According to most Silicon Valley investors, if there’s one trait that is absolutely crucial to success in Silicon Valley, it’s grit. As a concept, “having grit” is vague. It’s a quality that describes a range of innate characteristics that allow entrepreneurs to succeed in the face of overwhelming odds. Trying to define the term is difficult, and when people try, they don’t always get it right.
Grit refers to a key collection of important habits that allow people to overcome the pressure, time away from home, and undeniable difficulty that accompanies the growth of a good business. To truly understand what grit is and how one can embrace it, it’s important to break the concept down to its true ingredients.
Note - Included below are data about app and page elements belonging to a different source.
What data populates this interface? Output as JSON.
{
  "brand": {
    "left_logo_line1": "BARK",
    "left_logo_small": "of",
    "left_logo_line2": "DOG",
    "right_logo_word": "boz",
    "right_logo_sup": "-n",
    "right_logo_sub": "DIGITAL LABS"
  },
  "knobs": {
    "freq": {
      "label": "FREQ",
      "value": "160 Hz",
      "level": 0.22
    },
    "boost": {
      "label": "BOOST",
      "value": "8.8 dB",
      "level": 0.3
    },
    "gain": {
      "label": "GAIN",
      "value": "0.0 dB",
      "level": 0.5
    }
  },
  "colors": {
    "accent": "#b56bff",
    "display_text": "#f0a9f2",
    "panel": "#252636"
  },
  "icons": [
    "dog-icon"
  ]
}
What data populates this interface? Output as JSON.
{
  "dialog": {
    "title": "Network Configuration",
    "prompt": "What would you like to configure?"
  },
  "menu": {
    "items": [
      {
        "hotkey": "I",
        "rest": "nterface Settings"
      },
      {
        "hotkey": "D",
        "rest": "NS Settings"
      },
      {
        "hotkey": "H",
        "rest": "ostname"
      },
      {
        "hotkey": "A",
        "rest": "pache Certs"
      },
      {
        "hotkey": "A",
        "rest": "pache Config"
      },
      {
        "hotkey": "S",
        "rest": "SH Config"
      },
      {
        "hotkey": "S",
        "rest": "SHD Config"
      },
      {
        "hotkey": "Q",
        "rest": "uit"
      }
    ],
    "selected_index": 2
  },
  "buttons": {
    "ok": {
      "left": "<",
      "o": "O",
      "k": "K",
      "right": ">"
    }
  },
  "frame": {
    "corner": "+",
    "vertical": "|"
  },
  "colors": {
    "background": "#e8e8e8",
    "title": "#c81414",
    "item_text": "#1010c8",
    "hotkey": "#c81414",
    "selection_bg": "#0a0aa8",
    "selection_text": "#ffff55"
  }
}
From there, entrepreneurs can learn how to improve themselves in the key areas that support this critical characteristic. Here are four characteristics of grit:
Ingredient #1: Passion
What it is: Passion is a strong emotion that goes beyond enthusiasm. When you’re a gritty entrepreneur, passion is the force that drives you. Passion is key to building a successful business because it’s the kind of motivation that cannot be taken away, unlike money, fame, or admiration.
How to develop it: The bad news is that passion isn’t really something you can force. If you want to become passionate, then you have to chase things that you’re actually passionate about.
Successful entrepreneurs find passion by asking themselves what they’re really interested in, what really matters to them, and what their strengths are. Passionate entrepreneurs are excited about their businesses and tend to believe that the product or service they offer can make a difference in the world in some way.
Ingredient #2: Perseverance
What it is: Perseverance is being undaunted, intrepid, and uncompromising in pursuit of your entrepreneurial goals in spite of delay, difficulty, or setbacks. Building your own business is not easy. It can take a serious mental and emotional toll on people over the long-term, but gritty entrepreneurs continue moving forward anyway.
How to develop it: Developing perseverance is all about mindset. To persevere, entrepreneurs need to be capable of honesty with themselves about how a business is progressing and when something needs to change. To persevere, entrepreneurs need to be able to let go of ideas that don’t work and go back to the drawing board to find a better way, rather than continuing to make the same mistakes that hold a company back from growth and success.
Perseverance is easier when entrepreneurs expect that they will encounter problems and rejection and understand that failure is a natural part of growing a business. It’s also easier to persevere when founders have a supportive community around them who understand the struggles entrepreneurs face. To develop perseverance, network with other entrepreneurs and be a support to them when they need it—they’re likely to do the same for you.
Ingredient #3: Optimism
What it is: Optimism is about more than just a positive attitude. This quality is critical to entrepreneurs’ faith in their ability to succeed. As mentioned above, entrepreneurs need to be prepared to persevere and expect to encounter problems. Optimism is the component of grit that allows founders to believe that they will make it through a setback, no matter how difficult it seems.
This gritty quality is also important for founders who are hoping to eventually secure investment for their startups. Many investors consider this kind of optimism in company founders to be as important to their decision as the product the startup is offering.
How to develop it: The great thing about optimism is that it can be learned. The first step is to recognize negative thinking patterns when they appear. Entrepreneurs can monitor their thinking patterns and look for the times that they focus on the negative outcomes of a situation rather than the positive.
In time, identifying negative thought patterns for what they are and choosing to think positively (even if they don’t feel positive at the time) can help entrepreneurs rewrite their brains for positivity. The power of positivity can lead entrepreneurs to feel more confident about their work and help create the kind of borderline irrational self-belief that being gritty requires.
Ingredient #4: Pragmatism
What it is: Lastly, all gritty entrepreneurs need pragmatism. This quality will anchor them and keep founders from working toward an unfulfilling, unrealistic ideal that no person can ever possibly attain. Pragmatic people recognize the importance of giving their all and do so. However, they also are realistic about what they are physically and mentally capable of at a given point in time.
This isn’t to say that gritty entrepreneurs don’t push themselves. They give their businesses their all and will go farther than any other kind of founder. But being pragmatic means that they strive for progress over perfection, because perfection is an unattainable ideal that can be extremely demotivating and even counterproductive.
How to develop it: To develop pragmatism, entrepreneurs who are perfectionists need to rethink their definition of “excellence.” Founders need to understand that excellence is more about attitude than accomplishment. The pursuit of excellence has ample room for failure, as long as the entrepreneur uses setbacks as lessons.
By adopting this line of thought, entrepreneurs can learn to be more pragmatic and realistic about their business development strategies, their mental and emotional wellbeing. This enables them to make the best decisions for the future of the company, rather than what’s best for their egos.